Coffee is one of Africa’s great gifts to the world. Originating in Ethiopia, shepherds noticed that the berries made their goats frisky, or so the story goes. The Ethiopian Church banned its secular use, but Muslims found it an acceptable alternative buzz to alcohol. Coffee soon spread through the Middle East. The bean only started being profitably cultivated in Brazil, the biggest producer today, in the 1800s. Today it is the most traded world commodity after oil.
Our appreciation of coffee has become ever more sophisticated and specialised. Not that long ago, most South Africans knew little about the bean and drank mostly chicory granules. (Incidentally, instant coffee was invented by an Anglo-Belgian with the unlikely name of George Washington.)
Coffee has caught on with the speed of an addictive substance. Massive multinational companies have popularised myriad styles and flavours — espresso, macchiato, latte, cappuccino, café au lait and so on.
From Shanghai to Beirut, Starbucks almost rules the world. There is even one branch in the hallowed Louvre in Paris and Starbucks is served on many European trains. South Africans are more familiar with Mugg & Bean and Vida e Caffè, chain stores.
The 21st century has brought artisanal, on-site roasteries to our metropolises. There are now a number of these in Cape Town. A pioneer was Origins in De Waterkant, followed by Deluxe Coffeeworks and Truth (reviewed in this column in April 2011).
If you visit the latest of these ventures, Bean There, at about 10am you can view the roasting process. The warm smell embraces you — heaven-sent on a winter morning. Nine kilograms of green beans are poured into the rotating metal drum, a Probat L12 roaster from Germany, pre-heated to 200°C. You can watch the thermometer steadily plummet to about 100°C and then it starts to climb again. Other gauges measure the gas and air temperature.
The open-plan café has the friendliest staff. Clean white counters and shelves, parquet flooring and striking pastel-coloured lampshades combine to create an attractive space. An old bicycle that looks as if it has been through the tropics is mounted on one wall.
The Bean There Coffee Company prides itself on its African, single-origin, unblended coffee beans. They are acquired through “direct fair trade”, as opposed to “global free trade”, and agreements with the coffee farmers are not affected by market fluctuations.
I particularly like the Americano made with Kivu Rwandan, imported from Coopac, a co-operative of 2 200 Rwandan coffee farmers on the fecund volcanic mountain slopes and the rainy shores of Lake Kivu in the west of the country.
The co-op was initially created by Emmanuel Rwakagara Nzungize’s father in the 1950s and resuscitated by his son in 2001.

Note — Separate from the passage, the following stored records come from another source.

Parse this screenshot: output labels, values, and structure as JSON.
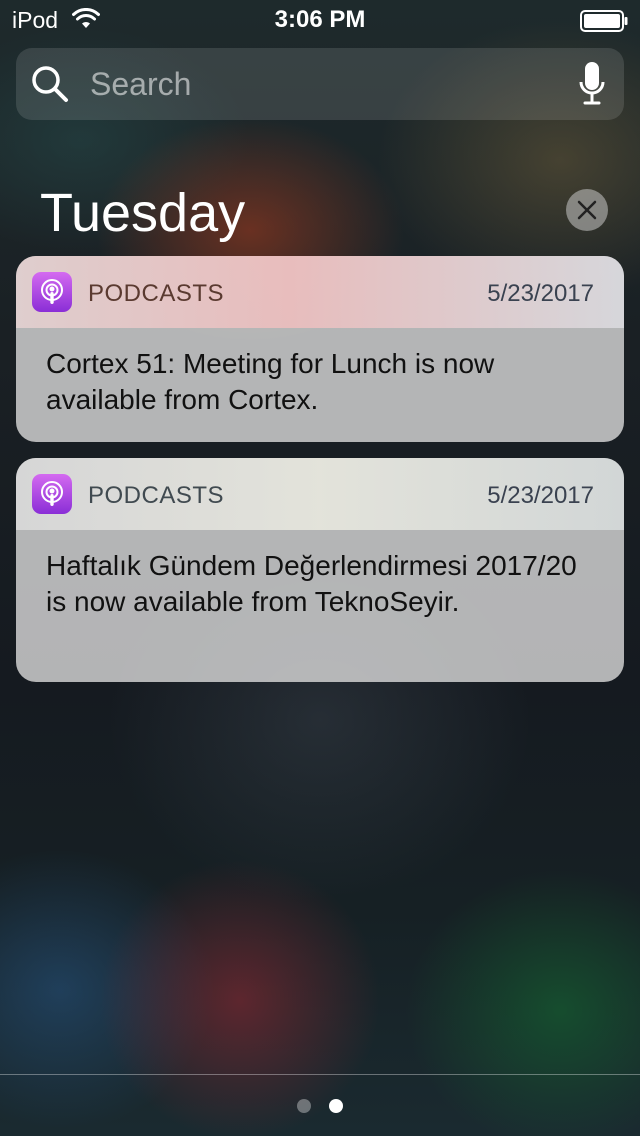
{
  "status_bar": {
    "carrier": "iPod",
    "time": "3:06 PM",
    "wifi_icon": "wifi-icon",
    "battery_icon": "battery-icon"
  },
  "search": {
    "placeholder": "Search",
    "search_icon": "search-icon",
    "mic_icon": "microphone-icon"
  },
  "day_header": {
    "title": "Tuesday",
    "clear_icon": "close-icon"
  },
  "notifications": [
    {
      "app": "PODCASTS",
      "date": "5/23/2017",
      "message": "Cortex 51: Meeting for Lunch is now available from Cortex.",
      "icon": "podcasts-icon"
    },
    {
      "app": "PODCASTS",
      "date": "5/23/2017",
      "message": "Haftalık Gündem Değerlendirmesi 2017/20 is now available from TeknoSeyir.",
      "icon": "podcasts-icon"
    }
  ],
  "page_indicator": {
    "count": 2,
    "current": 2
  },
  "colors": {
    "podcasts_icon_top": "#d46af0",
    "podcasts_icon_bottom": "#8a2ed6"
  }
}
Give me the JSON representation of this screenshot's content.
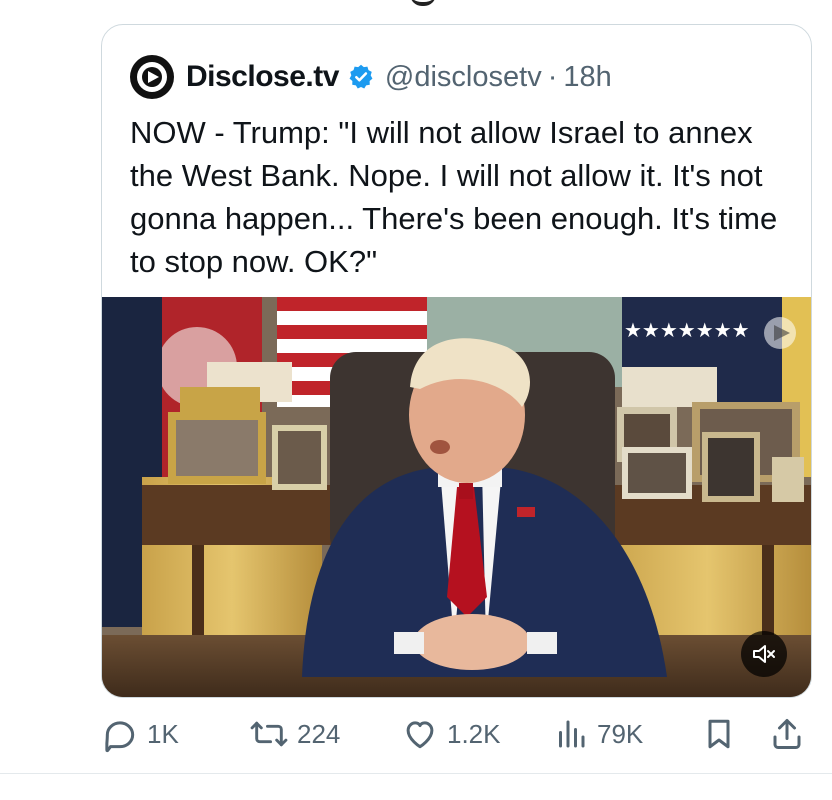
{
  "quote": {
    "display_name": "Disclose.tv",
    "handle": "@disclosetv",
    "separator": "·",
    "time": "18h",
    "text": "NOW - Trump: \"I will not allow Israel to annex the West Bank. Nope. I will not allow it. It's not gonna happen... There's been enough. It's time to stop now. OK?\""
  },
  "media": {
    "watermark_icon": "disclose-logo-icon",
    "mute_icon": "speaker-muted-icon"
  },
  "actions": {
    "replies": "1K",
    "reposts": "224",
    "likes": "1.2K",
    "views": "79K"
  },
  "colors": {
    "verified": "#1d9bf0",
    "muted_text": "#536471",
    "border": "#cfd9de"
  }
}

The house blend is Sidamo Ethiopian, produced by the Fero Co-op, which has 3 094 member farmers in the south of Rwanda. More than 27 000 people are dependent almost solely on this coffee production for their survival.
Other coffees include Burundian Musema, produced by the Nyarurama and Musema Co-operatives and coffee from the Kithungururu Farmers’ Co-operative in Kathingari, Kenya.
There is free wi-fi and, if you fancy a bite, try the delicious sandwiches, a favourite being the bacon and avocado on a salty pretzel roll.
Arguably one of the best cups of coffee in the city can be found at the unobtrusive premises of barista Anthony Swartz, who has been in the business for 45 years.
Anthony’s Golden Cup Coffee Shop moved to its current location seven years ago. Roughly panelled with knotty pine, it is cutely old South African. Flags from all over the world decorate the premises, a hangover from 2010 World Cup fever.
Swartz stocks coffees from many countries — Malawi, Cameroon, Ethiopia, Burundi, Kenya, Colombia, Costa Rica and Guatemala — and blends such as Blue Mountain, Old Vienna, French and Mocha Java. He also sells an earthy, strongly aromatic Zimbabwean coffee I favour for making coffee ice cream.
The business is largely a beanery, but there are a few tables. The house coffee is a Costa Rica Mocha Java blend served in a bright yellow cup with caramelised brown sugar to sweeten it.
It may be presumptious to say that Anthony’s serves the best cup of coffee in town, but one thing is certain: coffee has never been more popular and it is leading the café culture of Cape Town.
Anthony’s Golden Cup, 55 Loop Street, Cape Town
Bean There, 58 Wale Street, Cape Town and 44 Stanley Avenue, Milpark, Johannesburg
First published in the Mail & Guardian August 2012.